State regulators provide most of the oversight for the insurance market, and since the crisis peaked they have kept up their efforts to strengthen oversight.
Among the state-led efforts include a still-in-the-works review of the framework for regulating insurance companies’ solvency and a survey of international efforts to better develop new rules and practices.
Federal regulators have also increased focus on the insurance sector, largely through reforms mandated by the Dodd-Frank Act.
That law created an office to monitor aspects of the insurance industry as well as the Financial Stability Oversight Council, which is tasked with identifying risks to the financial sector, and the Consumer Financial Protection Bureau, which aims to protect Americans from predatory practices.
Since the law has not yet been fully implemented, the GAO noted “its impacts have not fully materialized.”
The insurers that were most affected during the 2008 crisis were those that offered life insurance with variable annuities and guaranteed benefits as well as insurers of the financial and mortgage industries.
The report was prepared for the chairman of the House Financial Services subcommittee on Housing and Insurance, Rep. Randy NeugebauerRandy NeugebauerWarren’s regulatory beast is under fire – and rightfully so Dem senators to Trump: Don't tell consumer bureau chief 'you're fired' Overnight Finance: Carson, Warren battle at hearing | Rumored consumer bureau pick meets Trump | Trump takes credit for Amazon hirings | A big loss for Soros MORE (R-Texas), as well as subcommittee member Rep. Steve Stivers (R-Ohio).

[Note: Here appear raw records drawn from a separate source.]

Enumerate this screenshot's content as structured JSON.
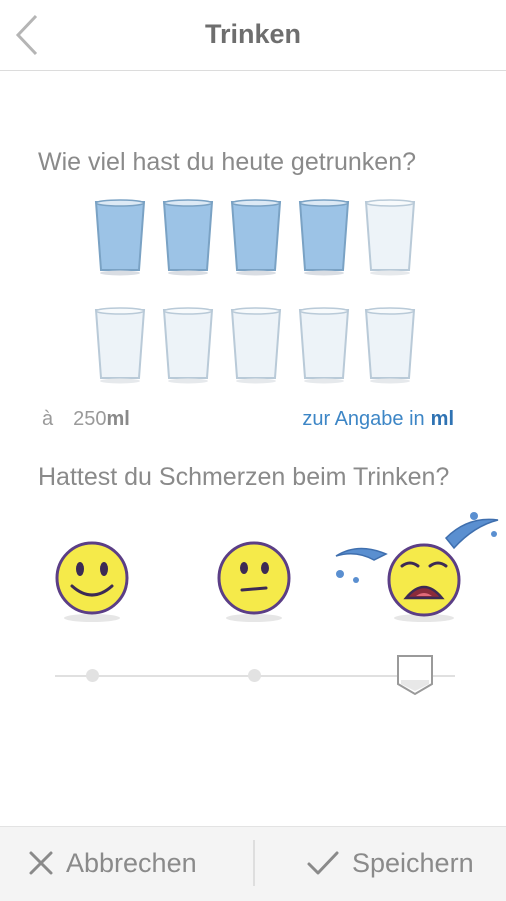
{
  "header": {
    "title": "Trinken"
  },
  "question_drink": "Wie viel hast du heute getrunken?",
  "glasses": {
    "filled": 4,
    "total": 10
  },
  "unit_prefix": "à",
  "unit_amount": "250",
  "unit_suffix": "ml",
  "unit_link_text": "zur Angabe in",
  "unit_link_unit": "ml",
  "question_pain": "Hattest du Schmerzen beim Trinken?",
  "pain_slider": {
    "level": 2,
    "max": 2
  },
  "footer": {
    "cancel_label": "Abbrechen",
    "save_label": "Speichern"
  },
  "colors": {
    "accent": "#3d86c6",
    "water": "#9cc3e6",
    "smiley": "#f5ea4a",
    "outline": "#5b3e86"
  }
}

It looked at the strength of insurance market regulators in light of the 2008 federal efforts to save AIG, a troubled insurer kept afloat by taxpayer dollars.